Items from an interface collection:
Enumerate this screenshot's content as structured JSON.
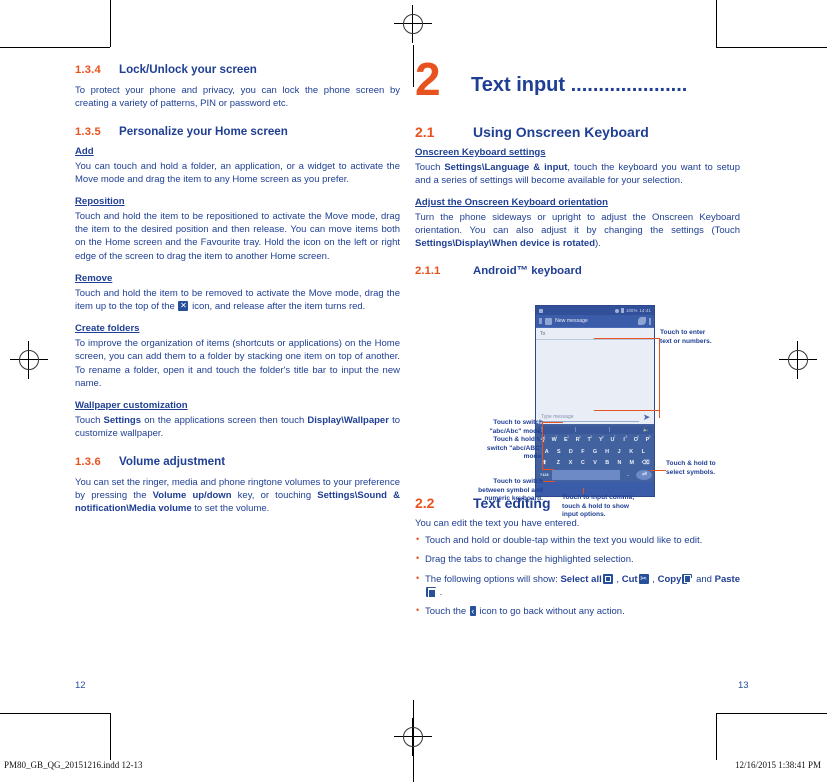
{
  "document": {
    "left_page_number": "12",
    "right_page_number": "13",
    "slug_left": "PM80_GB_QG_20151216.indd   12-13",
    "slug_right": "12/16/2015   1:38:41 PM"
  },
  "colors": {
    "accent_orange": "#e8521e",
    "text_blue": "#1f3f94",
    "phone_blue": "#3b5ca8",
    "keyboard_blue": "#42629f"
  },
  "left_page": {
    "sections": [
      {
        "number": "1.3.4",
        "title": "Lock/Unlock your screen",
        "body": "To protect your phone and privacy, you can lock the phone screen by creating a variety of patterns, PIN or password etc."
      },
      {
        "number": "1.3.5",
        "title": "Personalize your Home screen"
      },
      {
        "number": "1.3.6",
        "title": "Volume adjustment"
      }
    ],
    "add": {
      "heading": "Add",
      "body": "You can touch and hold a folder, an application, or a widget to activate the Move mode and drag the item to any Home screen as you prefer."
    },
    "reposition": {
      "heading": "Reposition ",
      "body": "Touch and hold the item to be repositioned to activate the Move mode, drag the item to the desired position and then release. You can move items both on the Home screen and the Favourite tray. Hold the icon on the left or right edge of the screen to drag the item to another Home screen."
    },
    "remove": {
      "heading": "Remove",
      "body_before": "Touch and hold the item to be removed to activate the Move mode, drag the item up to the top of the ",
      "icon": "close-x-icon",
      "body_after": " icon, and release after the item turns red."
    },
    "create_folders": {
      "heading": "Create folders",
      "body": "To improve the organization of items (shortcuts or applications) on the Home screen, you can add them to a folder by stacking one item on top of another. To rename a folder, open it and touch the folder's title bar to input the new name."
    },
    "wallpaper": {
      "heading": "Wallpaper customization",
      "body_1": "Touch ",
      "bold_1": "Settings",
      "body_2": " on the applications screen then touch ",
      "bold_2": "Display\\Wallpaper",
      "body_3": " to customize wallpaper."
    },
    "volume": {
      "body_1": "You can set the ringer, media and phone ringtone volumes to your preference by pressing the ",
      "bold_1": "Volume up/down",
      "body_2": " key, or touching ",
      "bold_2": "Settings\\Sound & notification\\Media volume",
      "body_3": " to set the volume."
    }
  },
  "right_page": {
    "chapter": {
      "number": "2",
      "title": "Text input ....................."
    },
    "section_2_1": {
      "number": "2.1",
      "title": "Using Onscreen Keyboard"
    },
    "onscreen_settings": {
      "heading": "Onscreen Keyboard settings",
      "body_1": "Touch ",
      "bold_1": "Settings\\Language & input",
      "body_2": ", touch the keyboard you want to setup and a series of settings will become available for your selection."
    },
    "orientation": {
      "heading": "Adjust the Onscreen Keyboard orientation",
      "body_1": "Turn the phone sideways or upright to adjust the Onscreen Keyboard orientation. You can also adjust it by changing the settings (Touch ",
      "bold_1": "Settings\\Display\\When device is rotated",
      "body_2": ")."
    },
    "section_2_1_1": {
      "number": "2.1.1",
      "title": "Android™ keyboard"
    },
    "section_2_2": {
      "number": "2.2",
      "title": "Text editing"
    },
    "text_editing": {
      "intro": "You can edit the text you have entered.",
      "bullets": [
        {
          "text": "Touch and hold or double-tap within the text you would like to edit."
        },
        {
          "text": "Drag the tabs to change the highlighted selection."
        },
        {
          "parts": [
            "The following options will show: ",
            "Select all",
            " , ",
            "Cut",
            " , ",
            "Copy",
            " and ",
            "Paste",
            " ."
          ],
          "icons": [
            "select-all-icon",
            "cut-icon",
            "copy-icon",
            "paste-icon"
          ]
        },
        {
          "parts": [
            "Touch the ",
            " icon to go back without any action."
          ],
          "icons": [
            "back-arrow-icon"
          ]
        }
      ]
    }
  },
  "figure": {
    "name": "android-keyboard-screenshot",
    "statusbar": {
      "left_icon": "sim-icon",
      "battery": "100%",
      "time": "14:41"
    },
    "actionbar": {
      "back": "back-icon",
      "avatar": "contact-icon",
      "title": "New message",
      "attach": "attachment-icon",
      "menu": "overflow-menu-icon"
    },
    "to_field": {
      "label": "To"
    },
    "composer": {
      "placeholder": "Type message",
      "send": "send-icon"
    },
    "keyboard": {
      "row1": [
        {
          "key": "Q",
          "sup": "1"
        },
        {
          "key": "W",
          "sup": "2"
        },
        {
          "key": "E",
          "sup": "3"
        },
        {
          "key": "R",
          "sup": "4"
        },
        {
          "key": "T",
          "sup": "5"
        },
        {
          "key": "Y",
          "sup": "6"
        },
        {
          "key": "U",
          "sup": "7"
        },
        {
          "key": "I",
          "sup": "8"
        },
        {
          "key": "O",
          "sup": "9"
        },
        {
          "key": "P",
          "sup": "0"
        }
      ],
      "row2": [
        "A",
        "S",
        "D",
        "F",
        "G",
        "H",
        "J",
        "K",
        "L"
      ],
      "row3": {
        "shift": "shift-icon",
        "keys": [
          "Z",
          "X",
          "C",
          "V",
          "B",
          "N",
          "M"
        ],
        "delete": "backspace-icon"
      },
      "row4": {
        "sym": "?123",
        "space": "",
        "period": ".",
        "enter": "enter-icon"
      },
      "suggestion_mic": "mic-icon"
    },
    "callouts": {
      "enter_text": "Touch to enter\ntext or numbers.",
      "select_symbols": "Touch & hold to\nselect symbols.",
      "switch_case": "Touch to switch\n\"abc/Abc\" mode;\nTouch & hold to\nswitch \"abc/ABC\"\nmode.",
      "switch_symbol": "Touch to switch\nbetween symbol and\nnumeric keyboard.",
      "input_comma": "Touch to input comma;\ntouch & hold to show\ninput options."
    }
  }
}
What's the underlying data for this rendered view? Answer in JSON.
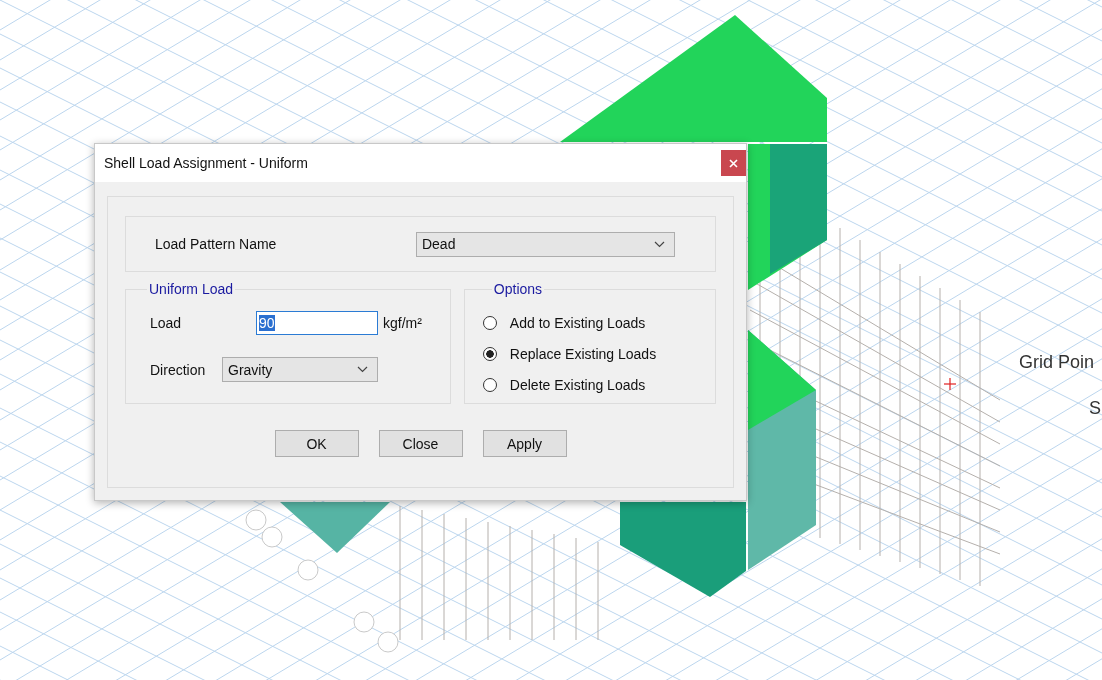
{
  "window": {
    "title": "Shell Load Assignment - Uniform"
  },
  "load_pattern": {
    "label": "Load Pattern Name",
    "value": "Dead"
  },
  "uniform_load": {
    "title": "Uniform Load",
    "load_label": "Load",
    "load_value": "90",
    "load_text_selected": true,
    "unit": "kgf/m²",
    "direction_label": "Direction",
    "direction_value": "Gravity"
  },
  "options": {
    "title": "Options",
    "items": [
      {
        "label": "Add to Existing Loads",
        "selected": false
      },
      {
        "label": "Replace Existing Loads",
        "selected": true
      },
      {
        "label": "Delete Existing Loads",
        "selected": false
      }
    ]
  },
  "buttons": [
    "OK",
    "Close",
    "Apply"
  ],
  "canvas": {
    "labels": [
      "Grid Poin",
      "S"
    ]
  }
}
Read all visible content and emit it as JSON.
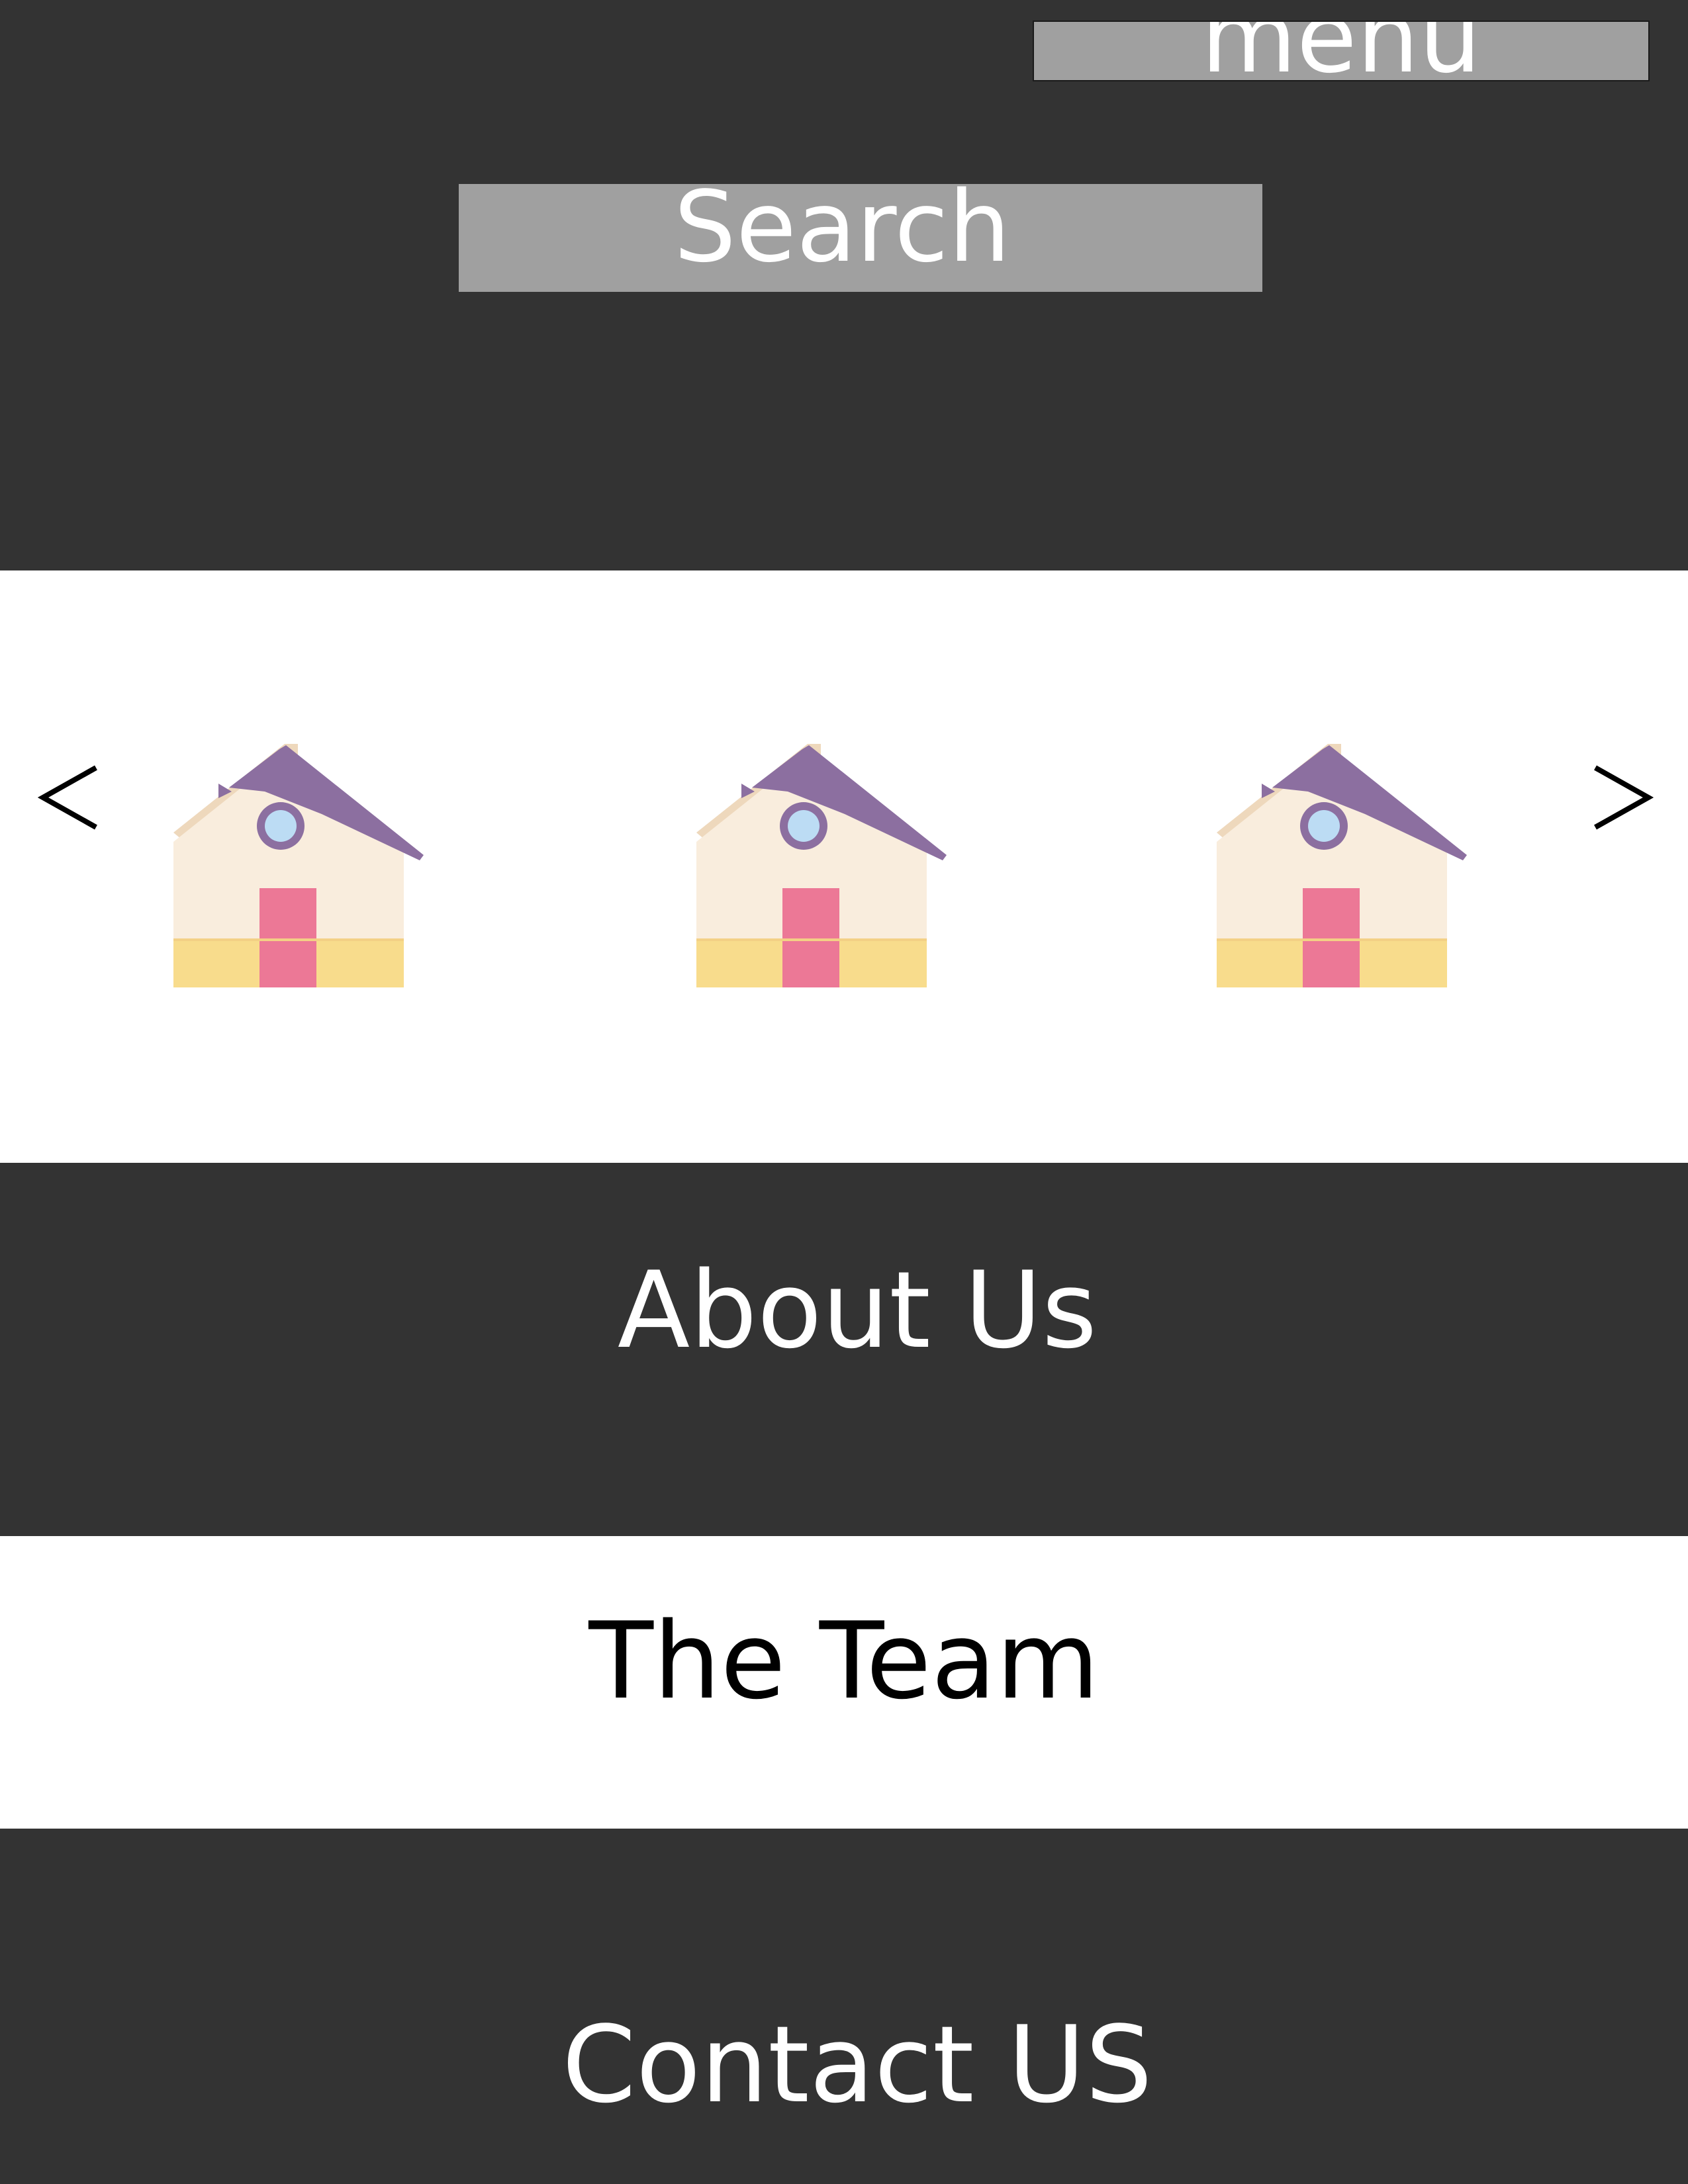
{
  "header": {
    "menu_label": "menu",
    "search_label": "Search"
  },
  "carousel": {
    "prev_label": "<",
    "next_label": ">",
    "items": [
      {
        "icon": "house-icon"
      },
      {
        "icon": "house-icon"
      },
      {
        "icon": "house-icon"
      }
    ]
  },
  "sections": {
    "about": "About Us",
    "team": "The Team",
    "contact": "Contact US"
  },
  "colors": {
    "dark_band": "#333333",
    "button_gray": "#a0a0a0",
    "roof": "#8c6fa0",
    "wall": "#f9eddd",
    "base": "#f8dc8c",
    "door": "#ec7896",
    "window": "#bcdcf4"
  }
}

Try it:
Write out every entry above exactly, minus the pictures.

Completed exercise:
Enumerate this screenshot's content as structured JSON.
{
  "document": {
    "left_page_number": "12",
    "right_page_number": "13",
    "slug_left": "PM80_GB_QG_20151216.indd   12-13",
    "slug_right": "12/16/2015   1:38:41 PM"
  },
  "colors": {
    "accent_orange": "#e8521e",
    "text_blue": "#1f3f94",
    "phone_blue": "#3b5ca8",
    "keyboard_blue": "#42629f"
  },
  "left_page": {
    "sections": [
      {
        "number": "1.3.4",
        "title": "Lock/Unlock your screen",
        "body": "To protect your phone and privacy, you can lock the phone screen by creating a variety of patterns, PIN or password etc."
      },
      {
        "number": "1.3.5",
        "title": "Personalize your Home screen"
      },
      {
        "number": "1.3.6",
        "title": "Volume adjustment"
      }
    ],
    "add": {
      "heading": "Add",
      "body": "You can touch and hold a folder, an application, or a widget to activate the Move mode and drag the item to any Home screen as you prefer."
    },
    "reposition": {
      "heading": "Reposition ",
      "body": "Touch and hold the item to be repositioned to activate the Move mode, drag the item to the desired position and then release. You can move items both on the Home screen and the Favourite tray. Hold the icon on the left or right edge of the screen to drag the item to another Home screen."
    },
    "remove": {
      "heading": "Remove",
      "body_before": "Touch and hold the item to be removed to activate the Move mode, drag the item up to the top of the ",
      "icon": "close-x-icon",
      "body_after": " icon, and release after the item turns red."
    },
    "create_folders": {
      "heading": "Create folders",
      "body": "To improve the organization of items (shortcuts or applications) on the Home screen, you can add them to a folder by stacking one item on top of another. To rename a folder, open it and touch the folder's title bar to input the new name."
    },
    "wallpaper": {
      "heading": "Wallpaper customization",
      "body_1": "Touch ",
      "bold_1": "Settings",
      "body_2": " on the applications screen then touch ",
      "bold_2": "Display\\Wallpaper",
      "body_3": " to customize wallpaper."
    },
    "volume": {
      "body_1": "You can set the ringer, media and phone ringtone volumes to your preference by pressing the ",
      "bold_1": "Volume up/down",
      "body_2": " key, or touching ",
      "bold_2": "Settings\\Sound & notification\\Media volume",
      "body_3": " to set the volume."
    }
  },
  "right_page": {
    "chapter": {
      "number": "2",
      "title": "Text input ....................."
    },
    "section_2_1": {
      "number": "2.1",
      "title": "Using Onscreen Keyboard"
    },
    "onscreen_settings": {
      "heading": "Onscreen Keyboard settings",
      "body_1": "Touch ",
      "bold_1": "Settings\\Language & input",
      "body_2": ", touch the keyboard you want to setup and a series of settings will become available for your selection."
    },
    "orientation": {
      "heading": "Adjust the Onscreen Keyboard orientation",
      "body_1": "Turn the phone sideways or upright to adjust the Onscreen Keyboard orientation. You can also adjust it by changing the settings (Touch ",
      "bold_1": "Settings\\Display\\When device is rotated",
      "body_2": ")."
    },
    "section_2_1_1": {
      "number": "2.1.1",
      "title": "Android™ keyboard"
    },
    "section_2_2": {
      "number": "2.2",
      "title": "Text editing"
    },
    "text_editing": {
      "intro": "You can edit the text you have entered.",
      "bullets": [
        {
          "text": "Touch and hold or double-tap within the text you would like to edit."
        },
        {
          "text": "Drag the tabs to change the highlighted selection."
        },
        {
          "parts": [
            "The following options will show: ",
            "Select all",
            " , ",
            "Cut",
            " , ",
            "Copy",
            " and ",
            "Paste",
            " ."
          ],
          "icons": [
            "select-all-icon",
            "cut-icon",
            "copy-icon",
            "paste-icon"
          ]
        },
        {
          "parts": [
            "Touch the ",
            " icon to go back without any action."
          ],
          "icons": [
            "back-arrow-icon"
          ]
        }
      ]
    }
  },
  "figure": {
    "name": "android-keyboard-screenshot",
    "statusbar": {
      "left_icon": "sim-icon",
      "battery": "100%",
      "time": "14:41"
    },
    "actionbar": {
      "back": "back-icon",
      "avatar": "contact-icon",
      "title": "New message",
      "attach": "attachment-icon",
      "menu": "overflow-menu-icon"
    },
    "to_field": {
      "label": "To"
    },
    "composer": {
      "placeholder": "Type message",
      "send": "send-icon"
    },
    "keyboard": {
      "row1": [
        {
          "key": "Q",
          "sup": "1"
        },
        {
          "key": "W",
          "sup": "2"
        },
        {
          "key": "E",
          "sup": "3"
        },
        {
          "key": "R",
          "sup": "4"
        },
        {
          "key": "T",
          "sup": "5"
        },
        {
          "key": "Y",
          "sup": "6"
        },
        {
          "key": "U",
          "sup": "7"
        },
        {
          "key": "I",
          "sup": "8"
        },
        {
          "key": "O",
          "sup": "9"
        },
        {
          "key": "P",
          "sup": "0"
        }
      ],
      "row2": [
        "A",
        "S",
        "D",
        "F",
        "G",
        "H",
        "J",
        "K",
        "L"
      ],
      "row3": {
        "shift": "shift-icon",
        "keys": [
          "Z",
          "X",
          "C",
          "V",
          "B",
          "N",
          "M"
        ],
        "delete": "backspace-icon"
      },
      "row4": {
        "sym": "?123",
        "space": "",
        "period": ".",
        "enter": "enter-icon"
      },
      "suggestion_mic": "mic-icon"
    },
    "callouts": {
      "enter_text": "Touch to enter\ntext or numbers.",
      "select_symbols": "Touch & hold to\nselect symbols.",
      "switch_case": "Touch to switch\n\"abc/Abc\" mode;\nTouch & hold to\nswitch \"abc/ABC\"\nmode.",
      "switch_symbol": "Touch to switch\nbetween symbol and\nnumeric keyboard.",
      "input_comma": "Touch to input comma;\ntouch & hold to show\ninput options."
    }
  }
}
What's the underlying data for this rendered view? Answer in JSON.
{
  "window": {
    "title": "Shell Load Assignment - Uniform"
  },
  "load_pattern": {
    "label": "Load Pattern Name",
    "value": "Dead"
  },
  "uniform_load": {
    "title": "Uniform Load",
    "load_label": "Load",
    "load_value": "90",
    "load_text_selected": true,
    "unit": "kgf/m²",
    "direction_label": "Direction",
    "direction_value": "Gravity"
  },
  "options": {
    "title": "Options",
    "items": [
      {
        "label": "Add to Existing Loads",
        "selected": false
      },
      {
        "label": "Replace Existing Loads",
        "selected": true
      },
      {
        "label": "Delete Existing Loads",
        "selected": false
      }
    ]
  },
  "buttons": [
    "OK",
    "Close",
    "Apply"
  ],
  "canvas": {
    "labels": [
      "Grid Poin",
      "S"
    ]
  }
}
Read all visible content and emit it as JSON.
{
  "header": {
    "menu_label": "menu",
    "search_label": "Search"
  },
  "carousel": {
    "prev_label": "<",
    "next_label": ">",
    "items": [
      {
        "icon": "house-icon"
      },
      {
        "icon": "house-icon"
      },
      {
        "icon": "house-icon"
      }
    ]
  },
  "sections": {
    "about": "About Us",
    "team": "The Team",
    "contact": "Contact US"
  },
  "colors": {
    "dark_band": "#333333",
    "button_gray": "#a0a0a0",
    "roof": "#8c6fa0",
    "wall": "#f9eddd",
    "base": "#f8dc8c",
    "door": "#ec7896",
    "window": "#bcdcf4"
  }
}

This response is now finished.